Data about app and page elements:
--
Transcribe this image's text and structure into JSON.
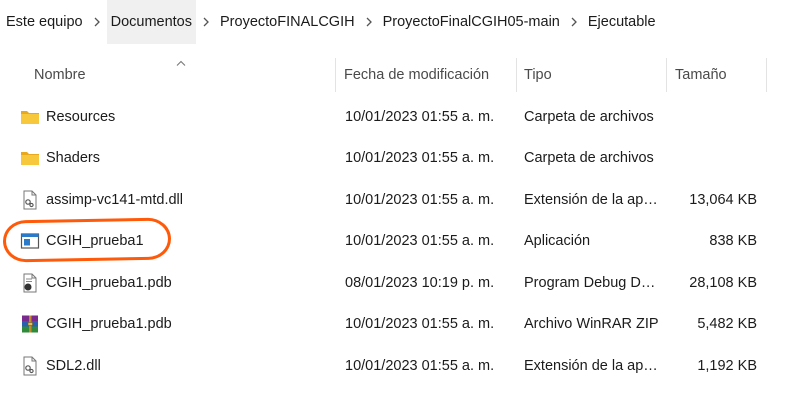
{
  "breadcrumb": {
    "items": [
      "Este equipo",
      "Documentos",
      "ProyectoFINALCGIH",
      "ProyectoFinalCGIH05-main",
      "Ejecutable"
    ]
  },
  "columns": {
    "name": "Nombre",
    "date": "Fecha de modificación",
    "type": "Tipo",
    "size": "Tamaño",
    "sort_column": "Nombre",
    "sort_direction": "ascending"
  },
  "files": [
    {
      "name": "Resources",
      "date": "10/01/2023 01:55 a. m.",
      "type": "Carpeta de archivos",
      "size": "",
      "icon": "folder-icon"
    },
    {
      "name": "Shaders",
      "date": "10/01/2023 01:55 a. m.",
      "type": "Carpeta de archivos",
      "size": "",
      "icon": "folder-icon"
    },
    {
      "name": "assimp-vc141-mtd.dll",
      "date": "10/01/2023 01:55 a. m.",
      "type": "Extensión de la ap…",
      "size": "13,064 KB",
      "icon": "dll-icon"
    },
    {
      "name": "CGIH_prueba1",
      "date": "10/01/2023 01:55 a. m.",
      "type": "Aplicación",
      "size": "838 KB",
      "icon": "application-icon"
    },
    {
      "name": "CGIH_prueba1.pdb",
      "date": "08/01/2023 10:19 p. m.",
      "type": "Program Debug D…",
      "size": "28,108 KB",
      "icon": "pdb-icon"
    },
    {
      "name": "CGIH_prueba1.pdb",
      "date": "10/01/2023 01:55 a. m.",
      "type": "Archivo WinRAR ZIP",
      "size": "5,482 KB",
      "icon": "winrar-icon"
    },
    {
      "name": "SDL2.dll",
      "date": "10/01/2023 01:55 a. m.",
      "type": "Extensión de la ap…",
      "size": "1,192 KB",
      "icon": "dll-icon"
    }
  ],
  "colors": {
    "annotation": "#ff5a0a",
    "folder": "#f8c83c"
  }
}
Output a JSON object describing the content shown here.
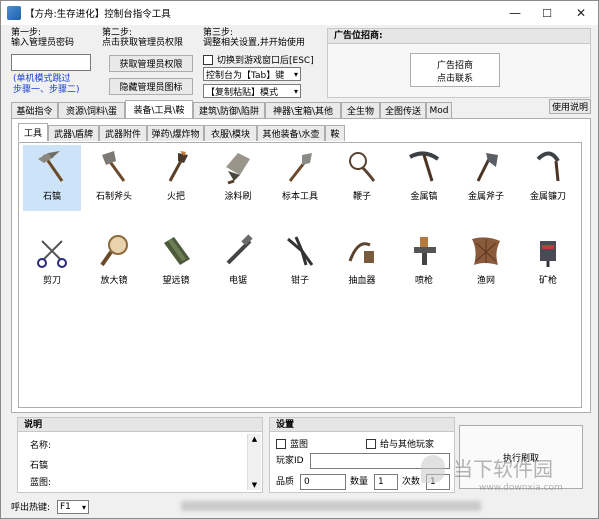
{
  "window": {
    "title": "【方舟:生存进化】控制台指令工具",
    "minimize": "—",
    "maximize": "☐",
    "close": "✕"
  },
  "step1": {
    "title": "第一步:",
    "desc": "输入管理员密码",
    "input_value": "",
    "note_line1": "(单机模式跳过",
    "note_line2": "步骤一、步骤二)"
  },
  "step2": {
    "title": "第二步:",
    "desc": "点击获取管理员权限",
    "get_admin_label": "获取管理员权限",
    "hide_icon_label": "隐藏管理员图标"
  },
  "step3": {
    "title": "第三步:",
    "desc": "调整相关设置,并开始使用",
    "switch_label": "切换到游戏窗口后[ESC]",
    "console_key_label": "控制台为【Tab】键",
    "paste_mode_label": "【复制粘贴】模式"
  },
  "ad": {
    "header": "广告位招商:",
    "box_line1": "广告招商",
    "box_line2": "点击联系"
  },
  "main_tabs": [
    "基础指令",
    "资源\\饲料\\蛋",
    "装备\\工具\\鞍",
    "建筑\\防御\\陷阱",
    "神器\\宝箱\\其他",
    "全生物",
    "全图传送",
    "Mod"
  ],
  "help_button": "使用说明",
  "sub_tabs": [
    "工具",
    "武器\\盾牌",
    "武器附件",
    "弹药\\爆炸物",
    "衣服\\模块",
    "其他装备\\水壶",
    "鞍"
  ],
  "items": [
    {
      "label": "石镐",
      "icon": "stone-pick-icon"
    },
    {
      "label": "石制斧头",
      "icon": "stone-hatchet-icon"
    },
    {
      "label": "火把",
      "icon": "torch-icon"
    },
    {
      "label": "涂料刷",
      "icon": "paintbrush-icon"
    },
    {
      "label": "标本工具",
      "icon": "specimen-tool-icon"
    },
    {
      "label": "鞭子",
      "icon": "whip-icon"
    },
    {
      "label": "金属镐",
      "icon": "metal-pick-icon"
    },
    {
      "label": "金属斧子",
      "icon": "metal-hatchet-icon"
    },
    {
      "label": "金属镰刀",
      "icon": "metal-sickle-icon"
    },
    {
      "label": "剪刀",
      "icon": "scissors-icon"
    },
    {
      "label": "放大镜",
      "icon": "magnifying-glass-icon"
    },
    {
      "label": "望远镜",
      "icon": "spyglass-icon"
    },
    {
      "label": "电锯",
      "icon": "chainsaw-icon"
    },
    {
      "label": "钳子",
      "icon": "pliers-icon"
    },
    {
      "label": "抽血器",
      "icon": "blood-extractor-icon"
    },
    {
      "label": "喷枪",
      "icon": "spray-gun-icon"
    },
    {
      "label": "渔网",
      "icon": "fishing-net-icon"
    },
    {
      "label": "矿枪",
      "icon": "mining-drill-icon"
    }
  ],
  "description": {
    "header": "说明",
    "name_label": "名称:",
    "name_value": "石镐",
    "blueprint_label": "蓝图:"
  },
  "settings": {
    "header": "设置",
    "blueprint_label": "蓝图",
    "give_others_label": "给与其他玩家",
    "player_id_label": "玩家ID",
    "player_id_value": "",
    "quality_label": "品质",
    "quality_value": "0",
    "quantity_label": "数量",
    "quantity_value": "1",
    "times_label": "次数",
    "times_value": "1",
    "execute_label": "执行刷取"
  },
  "footer": {
    "hotkey_label": "呼出热键:",
    "hotkey_value": "F1"
  },
  "watermark": {
    "text": "当下软件园",
    "url": "www.downxia.com"
  }
}
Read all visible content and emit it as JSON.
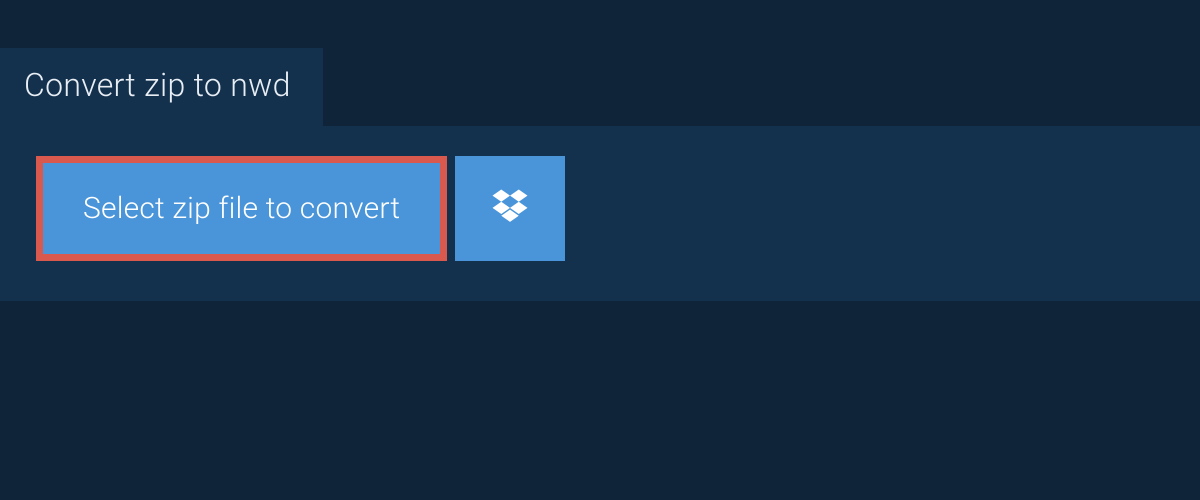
{
  "tab": {
    "label": "Convert zip to nwd"
  },
  "main": {
    "select_button_label": "Select zip file to convert",
    "dropbox_icon": "dropbox-icon"
  },
  "colors": {
    "background": "#0f2438",
    "panel": "#13314d",
    "button": "#4a95d9",
    "highlight_border": "#d9594f",
    "text_light": "#e8eef4",
    "text_white": "#ffffff"
  }
}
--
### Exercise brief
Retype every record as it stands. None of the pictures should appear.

### Solution to this problem
Transcribe this image's text and structure into JSON.
{
  "breadcrumb": {
    "items": [
      "Este equipo",
      "Documentos",
      "ProyectoFINALCGIH",
      "ProyectoFinalCGIH05-main",
      "Ejecutable"
    ]
  },
  "columns": {
    "name": "Nombre",
    "date": "Fecha de modificación",
    "type": "Tipo",
    "size": "Tamaño",
    "sort_column": "Nombre",
    "sort_direction": "ascending"
  },
  "files": [
    {
      "name": "Resources",
      "date": "10/01/2023 01:55 a. m.",
      "type": "Carpeta de archivos",
      "size": "",
      "icon": "folder-icon"
    },
    {
      "name": "Shaders",
      "date": "10/01/2023 01:55 a. m.",
      "type": "Carpeta de archivos",
      "size": "",
      "icon": "folder-icon"
    },
    {
      "name": "assimp-vc141-mtd.dll",
      "date": "10/01/2023 01:55 a. m.",
      "type": "Extensión de la ap…",
      "size": "13,064 KB",
      "icon": "dll-icon"
    },
    {
      "name": "CGIH_prueba1",
      "date": "10/01/2023 01:55 a. m.",
      "type": "Aplicación",
      "size": "838 KB",
      "icon": "application-icon"
    },
    {
      "name": "CGIH_prueba1.pdb",
      "date": "08/01/2023 10:19 p. m.",
      "type": "Program Debug D…",
      "size": "28,108 KB",
      "icon": "pdb-icon"
    },
    {
      "name": "CGIH_prueba1.pdb",
      "date": "10/01/2023 01:55 a. m.",
      "type": "Archivo WinRAR ZIP",
      "size": "5,482 KB",
      "icon": "winrar-icon"
    },
    {
      "name": "SDL2.dll",
      "date": "10/01/2023 01:55 a. m.",
      "type": "Extensión de la ap…",
      "size": "1,192 KB",
      "icon": "dll-icon"
    }
  ],
  "colors": {
    "annotation": "#ff5a0a",
    "folder": "#f8c83c"
  }
}
Output a JSON object describing the content shown here.
{
  "window": {
    "title": "【方舟:生存进化】控制台指令工具",
    "minimize": "—",
    "maximize": "☐",
    "close": "✕"
  },
  "step1": {
    "title": "第一步:",
    "desc": "输入管理员密码",
    "input_value": "",
    "note_line1": "(单机模式跳过",
    "note_line2": "步骤一、步骤二)"
  },
  "step2": {
    "title": "第二步:",
    "desc": "点击获取管理员权限",
    "get_admin_label": "获取管理员权限",
    "hide_icon_label": "隐藏管理员图标"
  },
  "step3": {
    "title": "第三步:",
    "desc": "调整相关设置,并开始使用",
    "switch_label": "切换到游戏窗口后[ESC]",
    "console_key_label": "控制台为【Tab】键",
    "paste_mode_label": "【复制粘贴】模式"
  },
  "ad": {
    "header": "广告位招商:",
    "box_line1": "广告招商",
    "box_line2": "点击联系"
  },
  "main_tabs": [
    "基础指令",
    "资源\\饲料\\蛋",
    "装备\\工具\\鞍",
    "建筑\\防御\\陷阱",
    "神器\\宝箱\\其他",
    "全生物",
    "全图传送",
    "Mod"
  ],
  "help_button": "使用说明",
  "sub_tabs": [
    "工具",
    "武器\\盾牌",
    "武器附件",
    "弹药\\爆炸物",
    "衣服\\模块",
    "其他装备\\水壶",
    "鞍"
  ],
  "items": [
    {
      "label": "石镐",
      "icon": "stone-pick-icon"
    },
    {
      "label": "石制斧头",
      "icon": "stone-hatchet-icon"
    },
    {
      "label": "火把",
      "icon": "torch-icon"
    },
    {
      "label": "涂料刷",
      "icon": "paintbrush-icon"
    },
    {
      "label": "标本工具",
      "icon": "specimen-tool-icon"
    },
    {
      "label": "鞭子",
      "icon": "whip-icon"
    },
    {
      "label": "金属镐",
      "icon": "metal-pick-icon"
    },
    {
      "label": "金属斧子",
      "icon": "metal-hatchet-icon"
    },
    {
      "label": "金属镰刀",
      "icon": "metal-sickle-icon"
    },
    {
      "label": "剪刀",
      "icon": "scissors-icon"
    },
    {
      "label": "放大镜",
      "icon": "magnifying-glass-icon"
    },
    {
      "label": "望远镜",
      "icon": "spyglass-icon"
    },
    {
      "label": "电锯",
      "icon": "chainsaw-icon"
    },
    {
      "label": "钳子",
      "icon": "pliers-icon"
    },
    {
      "label": "抽血器",
      "icon": "blood-extractor-icon"
    },
    {
      "label": "喷枪",
      "icon": "spray-gun-icon"
    },
    {
      "label": "渔网",
      "icon": "fishing-net-icon"
    },
    {
      "label": "矿枪",
      "icon": "mining-drill-icon"
    }
  ],
  "description": {
    "header": "说明",
    "name_label": "名称:",
    "name_value": "石镐",
    "blueprint_label": "蓝图:"
  },
  "settings": {
    "header": "设置",
    "blueprint_label": "蓝图",
    "give_others_label": "给与其他玩家",
    "player_id_label": "玩家ID",
    "player_id_value": "",
    "quality_label": "品质",
    "quality_value": "0",
    "quantity_label": "数量",
    "quantity_value": "1",
    "times_label": "次数",
    "times_value": "1",
    "execute_label": "执行刷取"
  },
  "footer": {
    "hotkey_label": "呼出热键:",
    "hotkey_value": "F1"
  },
  "watermark": {
    "text": "当下软件园",
    "url": "www.downxia.com"
  }
}
Read all visible content and emit it as JSON.
{
  "tab": {
    "label": "Convert zip to nwd"
  },
  "main": {
    "select_button_label": "Select zip file to convert",
    "dropbox_icon": "dropbox-icon"
  },
  "colors": {
    "background": "#0f2438",
    "panel": "#13314d",
    "button": "#4a95d9",
    "highlight_border": "#d9594f",
    "text_light": "#e8eef4",
    "text_white": "#ffffff"
  }
}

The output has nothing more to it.